An English version of Bravely Second: End Layer, the sequel to the hit JRPG Bravely Default, is probably a ways off yet. An international release hasn’t even been announced yet, though it’s looking highly likely that it will happen at E3 later this month. There’ll be at least a few months, if not longer, between an announcement and release, so I don’t expect we’ll see an international release for Bravely Second until at least the end of this year.
Between my impatience and my being a Japanese student always looking for reading material, I decided to import the Japanese version, which launched in April. I’m glad I did, because – 8 hours in, at least – this game is fantastic.
If you’re familiar with Bravely Default, you’ll be glad to know that this is more of the same. It’s got the same turn-based battle system, the same Jobs (with a few new ones added to the mix), a lot of the same characters, the same lovely presentation. It captures the feeling of ’90s JRPGs, but without getting bogged down by nostalgia and outdated design, the way Bravely Default did. Bravely Second is exactly what it says on the box: a sequel, and one that takes what made the first game a success and runs with it.
If that were all Bravely Second was, it’d be a great game, but it takes a few steps to improve on the solid foundations of its predecessor. One criticism of Bravely Default was that it didn’t really push its unique battle system very far; aside from boss fights, the cost of using the Brave command to get an extra turn or three – being vulnerable for that many turns afterwards – was made moot by the fact that nothing could survive Brave -> Attack spam.
Bravely Second’s Consecutive Chance mechanic goes a long way to remedying that. If you win a battle in a single turn, you can opt to go another round and get an experience multiplier for your troubles. Win that round in a single turn, and you can go for yet another, and so on. The catch is that your BP (how many turns you’ve saved up by using Default, or spent by using Brave) carries over from round to round, so battles become about being efficient with your turns rather than just piling on the firepower upfront. Admittedly, I still find myself doing the latter more often than not and getting two or three rounds out of each battle, but there is the option and incentive to take a slower, smarter approach to regular encounters.
Bosses, on the other hand, force you to do so. The few bosses I’ve encountered so far haven’t been difficult, per se, but they’ve demanded respect. An overly aggressive approach got me tossed aside pretty quickly, even on Casual difficulty. As soon as I got a bit smarter with managing BP to work around the enemies’ attack patterns, things got much easier. Compare this to Bravely Default, where (at least the way I played it) the bosses were, for the most part, functionally identical meatsacks, and the strategy was all in trying to maximise turn-one damage output to take out the foe before they could respond.

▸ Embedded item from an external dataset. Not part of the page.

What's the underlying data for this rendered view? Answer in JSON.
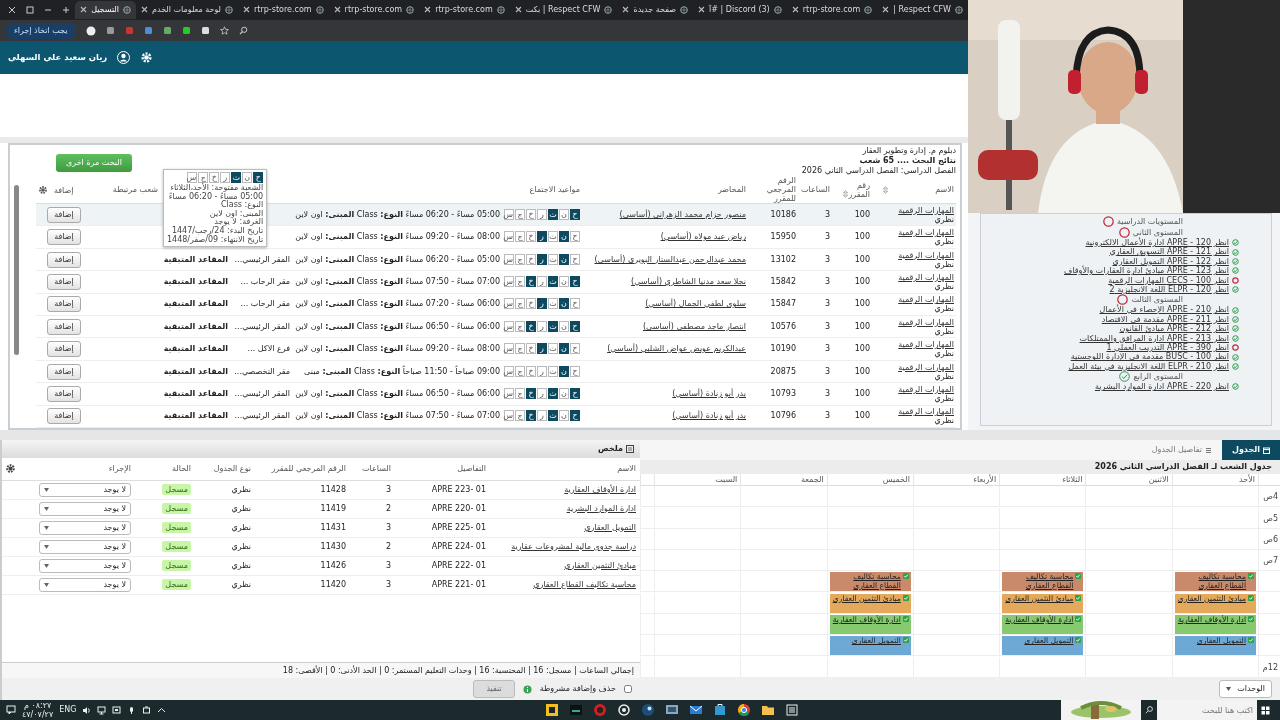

Like Bravely Default, Bravely Second has a job system similar to a lot of Final Fantasy games, and even shares a lot of familiar job designs, like the instantly recognisable Black Mage and White Mage. The early parts of Bravely Second are focused on new jobs; in fact, four of the fives jobs I’ve obtained so far are new: Fencer, Bishop, Wizard, and Chariot. The latter two are particularly interesting because of how they work with the Brave/Default system.
The Chariot is a physical fighter, but with relatively low skill (C-rank) across all weapon types. Every attack, however, increases the user’s skill with that weapon type, so over the course of a battle – or a single turn, if you stack Braves – they get progressively stronger. Chariots can even triple-wield weapons by wearing a third armament on their head!
At first glance, the Wizard looks like a pseudo Black mage – a spellcaster with fire, ice, and lightning spells. However, their focus is on various spell augments that they learn as they level up, adding additional effects at the cost of extra MP or BP. Blazing, Icicle, and Lightning are all weak target-all spells by default, but adding a Needles or Darts effect turns them into strong single-target moves. The Wall augment makes the targeted ally counter any attacks with the chosen base spell for a few turns, while Mist plants a trap that triggers against the enemy party at the end of each turn.
Though it centres on a new protagonist (Yū), Bravely Second is a direct sequel to Bravely Default, taking place a few years after the first game. So far, Yū seems like a fairly generic, unexciting JRPG hero – much like Bravely Default’s Tiz – but his companions are far more interesting. Edea joins the party early on, and is the same adorably annoying, loud anti-princess she was in Bravely Default. Another new character, Magnolia, is even stranger; she comes from the moon, randomly speaks English (“Good Gravy!”, caps and all, seems to be her catch phrase), and is regularly blown away by fairly mundane things like magical tents and coffee.
All of this praise should be taken with a grain of salt. I loved, loved Bravely Default, until I got to the end of the game; the last few hours of that game were bizarre, undermined everything that was great about the game, and left more than a little bit of a sour taste in my mouth. So far, Bravely Second is reminding me of the first part of Bravely Default – the part that I held so dear – but I’m all too aware of what can go wrong.
For now, though? I’m absolutely enamoured with it.